**WORK INSTRUCTIONS:** What follows is a set of entries. Repeat them exactly, but not their pictures.

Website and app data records
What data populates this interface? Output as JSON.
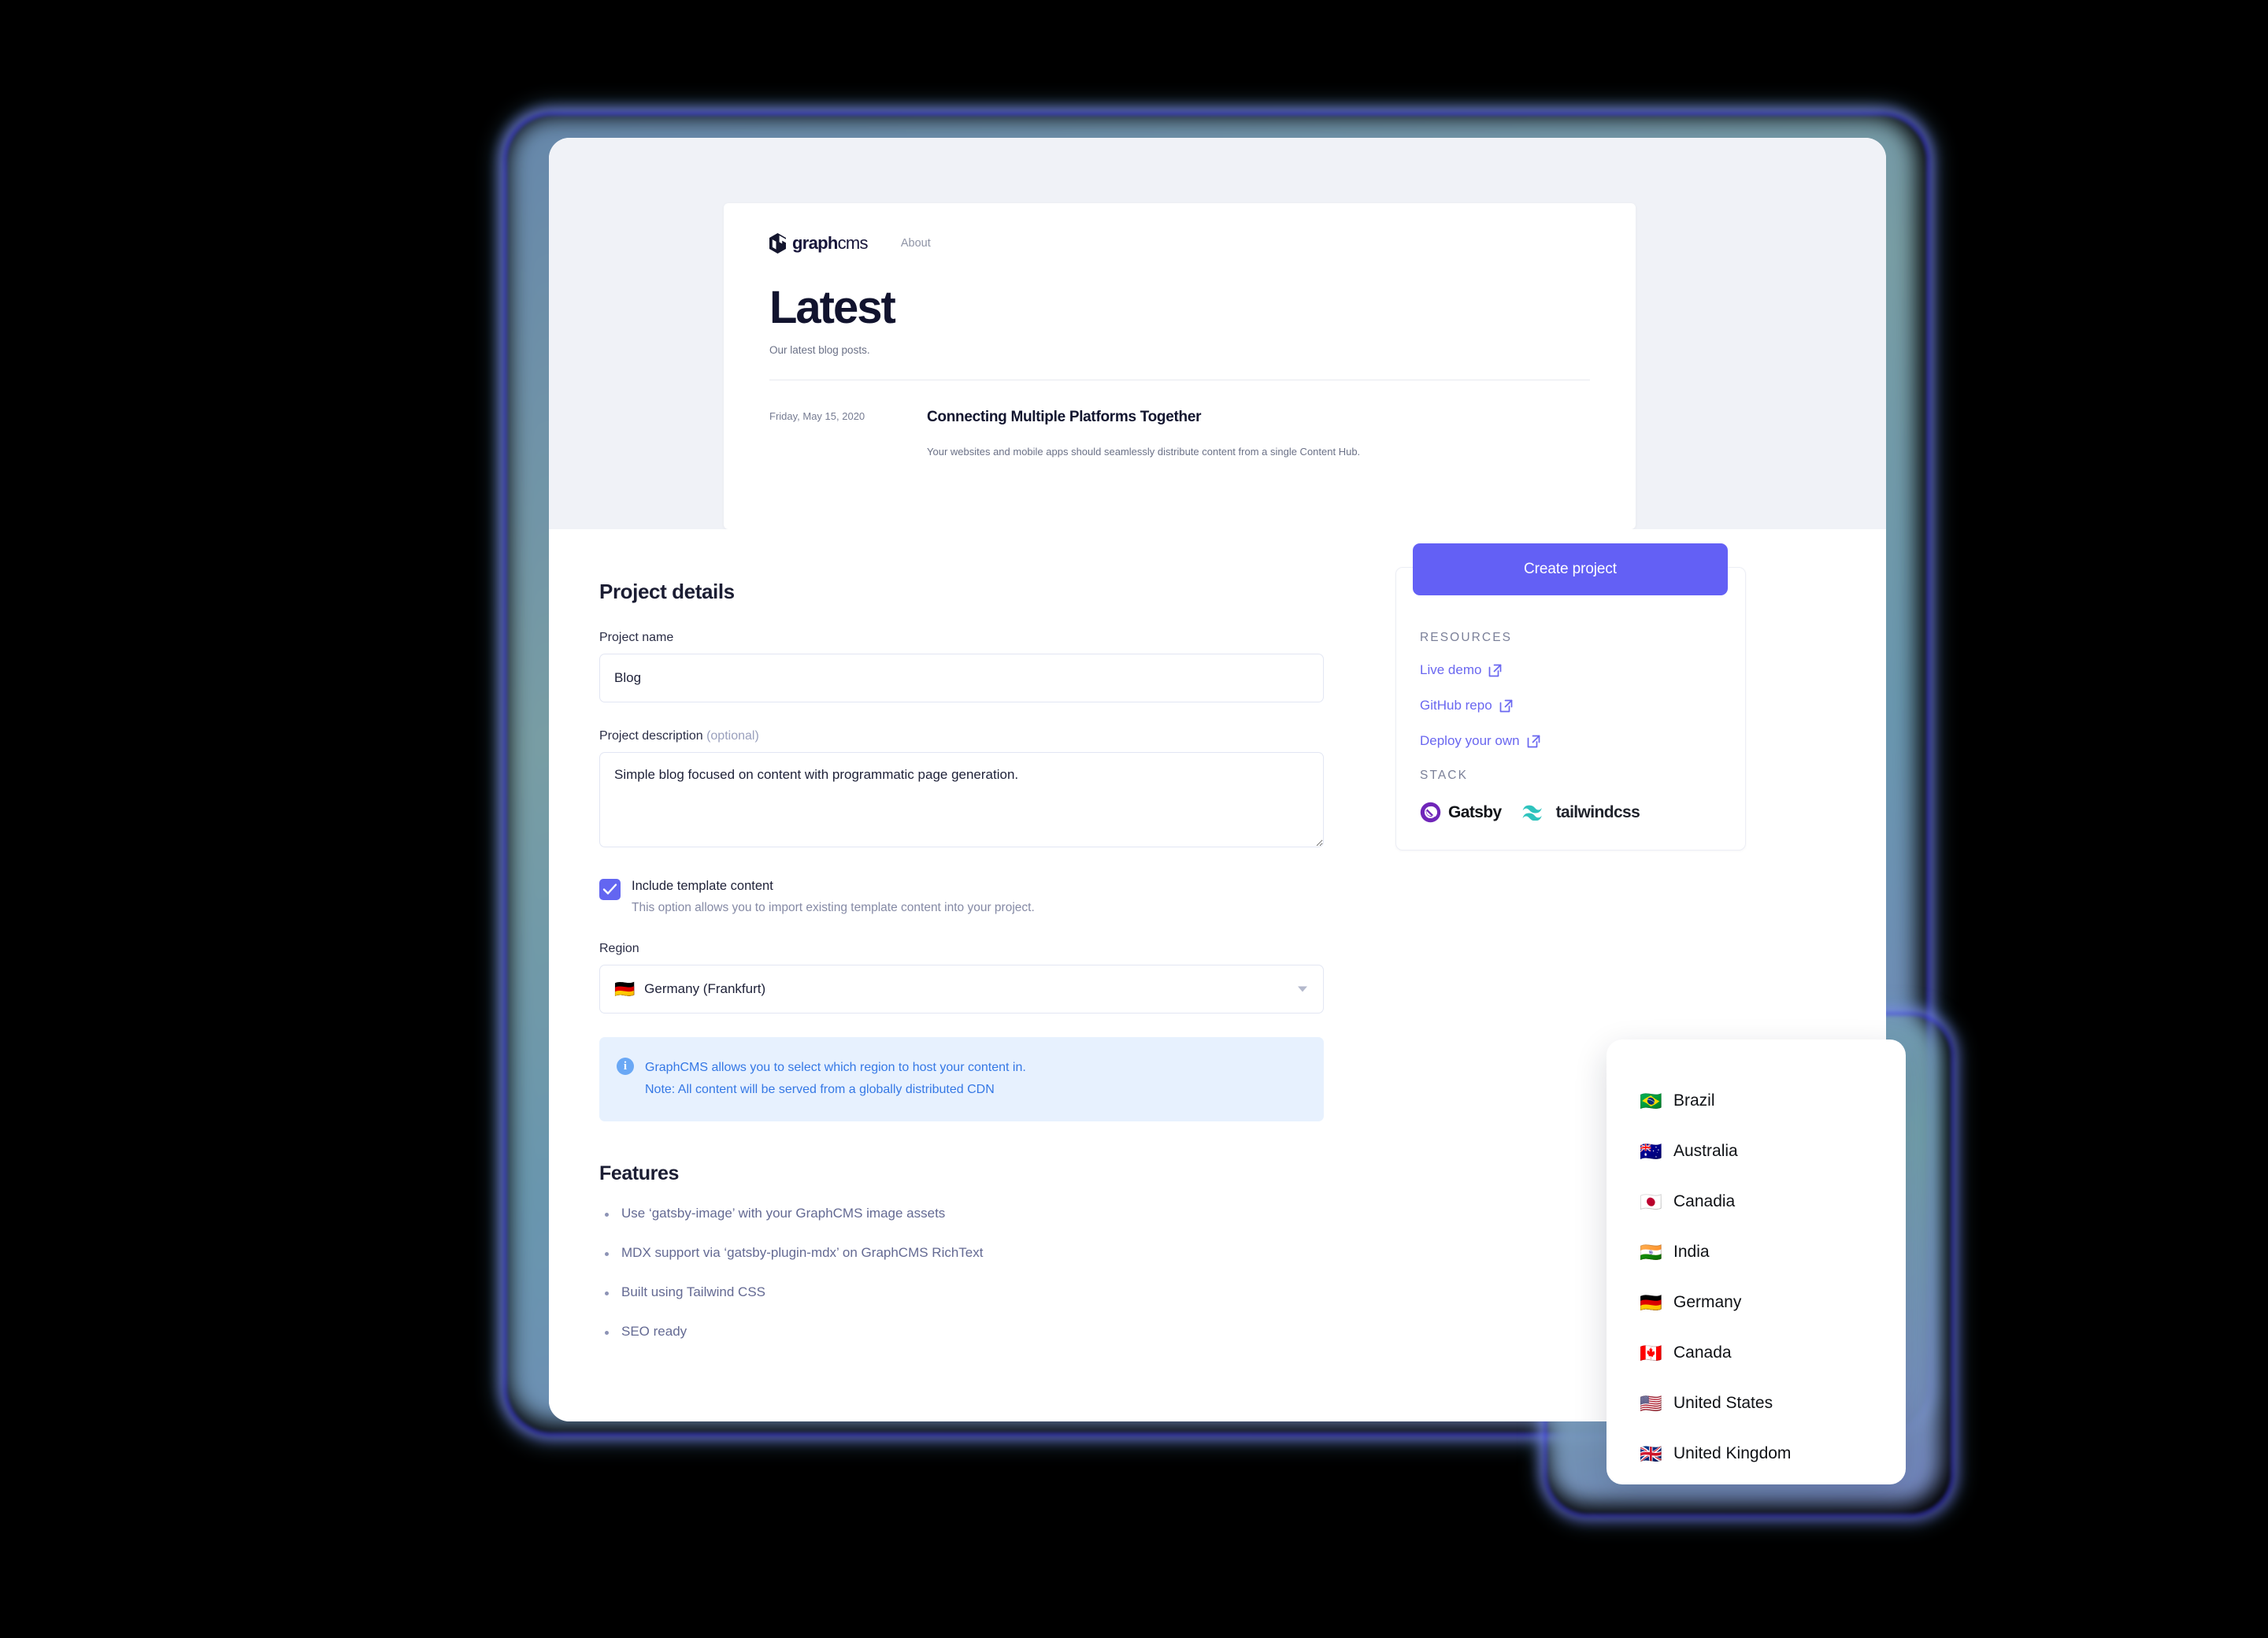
{
  "preview": {
    "logo_text_bold": "graph",
    "logo_text_thin": "cms",
    "nav_about": "About",
    "title": "Latest",
    "subtitle": "Our latest blog posts.",
    "post": {
      "date": "Friday, May 15, 2020",
      "title": "Connecting Multiple Platforms Together",
      "excerpt": "Your websites and mobile apps should seamlessly distribute content from a single Content Hub."
    }
  },
  "form": {
    "section_title": "Project details",
    "project_name": {
      "label": "Project name",
      "value": "Blog"
    },
    "project_description": {
      "label": "Project description",
      "optional_tag": "(optional)",
      "value": "Simple blog focused on content with programmatic page generation."
    },
    "include_template": {
      "label": "Include template content",
      "help": "This option allows you to import existing template content into your project.",
      "checked": true
    },
    "region": {
      "label": "Region",
      "selected_flag": "🇩🇪",
      "selected_value": "Germany (Frankfurt)"
    },
    "info": {
      "line1": "GraphCMS allows you to select which region to host your content in.",
      "line2": "Note: All content will be served from a globally distributed CDN",
      "icon": "info-icon"
    },
    "features_title": "Features",
    "features": [
      "Use ‘gatsby-image’ with your GraphCMS image assets",
      "MDX support via ‘gatsby-plugin-mdx’ on GraphCMS RichText",
      "Built using Tailwind CSS",
      "SEO ready"
    ]
  },
  "sidebar": {
    "create_button": "Create project",
    "resources_heading": "RESOURCES",
    "resources": [
      {
        "label": "Live demo",
        "icon": "external-link-icon"
      },
      {
        "label": "GitHub repo",
        "icon": "external-link-icon"
      },
      {
        "label": "Deploy your own",
        "icon": "external-link-icon"
      }
    ],
    "stack_heading": "STACK",
    "stack": [
      {
        "label": "Gatsby",
        "icon": "gatsby-logo-icon"
      },
      {
        "label": "tailwindcss",
        "icon": "tailwindcss-logo-icon"
      }
    ]
  },
  "dropdown": {
    "items": [
      {
        "flag": "🇧🇷",
        "label": "Brazil"
      },
      {
        "flag": "🇦🇺",
        "label": "Australia"
      },
      {
        "flag": "🇯🇵",
        "label": "Canadia"
      },
      {
        "flag": "🇮🇳",
        "label": "India"
      },
      {
        "flag": "🇩🇪",
        "label": "Germany"
      },
      {
        "flag": "🇨🇦",
        "label": "Canada"
      },
      {
        "flag": "🇺🇸",
        "label": "United States"
      },
      {
        "flag": "🇬🇧",
        "label": "United Kingdom"
      }
    ]
  },
  "colors": {
    "accent": "#6360f5",
    "checkbox": "#6366f1",
    "link": "#6a67f0",
    "info_bg": "#e7f1fe",
    "info_text": "#3578e5",
    "preview_bg": "#f0f2f7"
  }
}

**SOLUTION TO THIS EXERCISE:**
What data populates this interface? Output as JSON.
{
  "preview": {
    "logo_text_bold": "graph",
    "logo_text_thin": "cms",
    "nav_about": "About",
    "title": "Latest",
    "subtitle": "Our latest blog posts.",
    "post": {
      "date": "Friday, May 15, 2020",
      "title": "Connecting Multiple Platforms Together",
      "excerpt": "Your websites and mobile apps should seamlessly distribute content from a single Content Hub."
    }
  },
  "form": {
    "section_title": "Project details",
    "project_name": {
      "label": "Project name",
      "value": "Blog"
    },
    "project_description": {
      "label": "Project description",
      "optional_tag": "(optional)",
      "value": "Simple blog focused on content with programmatic page generation."
    },
    "include_template": {
      "label": "Include template content",
      "help": "This option allows you to import existing template content into your project.",
      "checked": true
    },
    "region": {
      "label": "Region",
      "selected_flag": "🇩🇪",
      "selected_value": "Germany (Frankfurt)"
    },
    "info": {
      "line1": "GraphCMS allows you to select which region to host your content in.",
      "line2": "Note: All content will be served from a globally distributed CDN",
      "icon": "info-icon"
    },
    "features_title": "Features",
    "features": [
      "Use ‘gatsby-image’ with your GraphCMS image assets",
      "MDX support via ‘gatsby-plugin-mdx’ on GraphCMS RichText",
      "Built using Tailwind CSS",
      "SEO ready"
    ]
  },
  "sidebar": {
    "create_button": "Create project",
    "resources_heading": "RESOURCES",
    "resources": [
      {
        "label": "Live demo",
        "icon": "external-link-icon"
      },
      {
        "label": "GitHub repo",
        "icon": "external-link-icon"
      },
      {
        "label": "Deploy your own",
        "icon": "external-link-icon"
      }
    ],
    "stack_heading": "STACK",
    "stack": [
      {
        "label": "Gatsby",
        "icon": "gatsby-logo-icon"
      },
      {
        "label": "tailwindcss",
        "icon": "tailwindcss-logo-icon"
      }
    ]
  },
  "dropdown": {
    "items": [
      {
        "flag": "🇧🇷",
        "label": "Brazil"
      },
      {
        "flag": "🇦🇺",
        "label": "Australia"
      },
      {
        "flag": "🇯🇵",
        "label": "Canadia"
      },
      {
        "flag": "🇮🇳",
        "label": "India"
      },
      {
        "flag": "🇩🇪",
        "label": "Germany"
      },
      {
        "flag": "🇨🇦",
        "label": "Canada"
      },
      {
        "flag": "🇺🇸",
        "label": "United States"
      },
      {
        "flag": "🇬🇧",
        "label": "United Kingdom"
      }
    ]
  },
  "colors": {
    "accent": "#6360f5",
    "checkbox": "#6366f1",
    "link": "#6a67f0",
    "info_bg": "#e7f1fe",
    "info_text": "#3578e5",
    "preview_bg": "#f0f2f7"
  }
}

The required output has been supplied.